Operatives of Bureau of Jail Management and Penology (BJMP) were also deployed around the jail facility.

Cellular phones, laptops, recorders and any other electronic equipment were not allowed inside the courtroom.

Not Ampatuan Boys

Saying they were not “Ampatuan Boys”, several police officers implicated in the massacre said they are prepare to testify against the powerful clan.

In an interview before their arraignment, Chief Inspector Dicay said: "Nag-apply na kami sa DOJ para maging state witness. Labing anim lahat kaming mga pulis na miyembro ng 1508 Police Provincial Mobile Group na handang magtestigo."

“Para lang maresolb ang problema sa Maguindanao gagawin naming ito,” he added.

At the same time, Dicay defended their conduct on the day of the massacre last November saying they have no direct participation in the killings.

"Kami po ang nag-checkpoint sa Masalay, hindi sa Salman kung saan naganap yun. Pero wala kaming ginawa dun. Lahat ng mga pulis dito ay walang kinalaman, biktima lang kami ng pulitika," he said.

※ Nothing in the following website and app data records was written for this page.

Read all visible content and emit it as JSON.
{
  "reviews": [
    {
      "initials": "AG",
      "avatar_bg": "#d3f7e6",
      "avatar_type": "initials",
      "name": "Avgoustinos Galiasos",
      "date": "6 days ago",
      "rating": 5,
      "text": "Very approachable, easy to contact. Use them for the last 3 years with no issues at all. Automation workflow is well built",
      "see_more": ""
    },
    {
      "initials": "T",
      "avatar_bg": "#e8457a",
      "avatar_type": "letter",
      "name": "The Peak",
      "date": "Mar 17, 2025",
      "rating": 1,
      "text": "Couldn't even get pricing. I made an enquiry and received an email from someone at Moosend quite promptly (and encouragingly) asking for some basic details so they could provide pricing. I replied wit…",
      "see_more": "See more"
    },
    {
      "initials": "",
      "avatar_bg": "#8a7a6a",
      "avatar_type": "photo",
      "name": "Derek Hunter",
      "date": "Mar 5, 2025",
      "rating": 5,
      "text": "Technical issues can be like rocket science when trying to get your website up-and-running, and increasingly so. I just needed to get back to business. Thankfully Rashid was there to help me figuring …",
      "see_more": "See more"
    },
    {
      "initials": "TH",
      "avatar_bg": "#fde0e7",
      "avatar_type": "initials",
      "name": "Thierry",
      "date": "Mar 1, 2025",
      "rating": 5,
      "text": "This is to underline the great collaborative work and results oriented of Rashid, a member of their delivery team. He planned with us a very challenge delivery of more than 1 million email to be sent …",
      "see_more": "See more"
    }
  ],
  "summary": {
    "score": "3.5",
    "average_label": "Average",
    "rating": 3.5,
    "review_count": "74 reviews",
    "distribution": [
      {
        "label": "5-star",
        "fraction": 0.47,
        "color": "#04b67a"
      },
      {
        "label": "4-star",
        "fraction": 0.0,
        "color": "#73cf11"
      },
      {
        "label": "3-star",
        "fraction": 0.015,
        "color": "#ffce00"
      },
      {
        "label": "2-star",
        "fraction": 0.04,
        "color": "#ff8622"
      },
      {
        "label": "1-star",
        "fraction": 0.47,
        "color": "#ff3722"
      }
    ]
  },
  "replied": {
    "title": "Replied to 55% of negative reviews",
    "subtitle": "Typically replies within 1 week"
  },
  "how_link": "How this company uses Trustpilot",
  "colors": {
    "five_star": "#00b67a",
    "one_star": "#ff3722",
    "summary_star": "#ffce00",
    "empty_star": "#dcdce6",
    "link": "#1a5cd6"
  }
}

A statement issued by the accused police officers said they remained loyal to their organization even as they denied reports of altercation between those accused who want to testify against their colleagues.

"We, policemen, are loyal to the Republic and the Philippine National Police organization. There’s no such thing as Ampatuan loyalists inside as reported in a rumored rumble inside our cell. We are loyalists to the Philippine National Police and not to anybody," the one-page statement given to reporters after the hearing started.

Lawyers altercation

But the development apparently caused a rift between private prosecutors Harry Roque and Nena Santos who engaged in a verbal clash before the start of yesterday’s arraignment.

Santos, counsel of the Mangudadatu family, accused Roque of "harassing" the junior police officers who want to turn state witness.

"Maliliit na pulis ang pinag-iinitan ni Harry kaya dun kami nagkainitan kanina. Dapat ang galit nya ay ki Unsay. Gusto nya i-confront ang mga pulis pero di ako pumayag. Di mangyayari yun over my dead body," Santos added.

Reached for comment, Roque denied harassing the police officers and bemoaned Santos’ statement saying "I will not allow anybody to besmirch my name."

"That’s a strong accusation against a member of the bar. I didn’t harass anybody. How could I harass those police officers," Roque said. (AH/Virgil Lopez/Sunnex)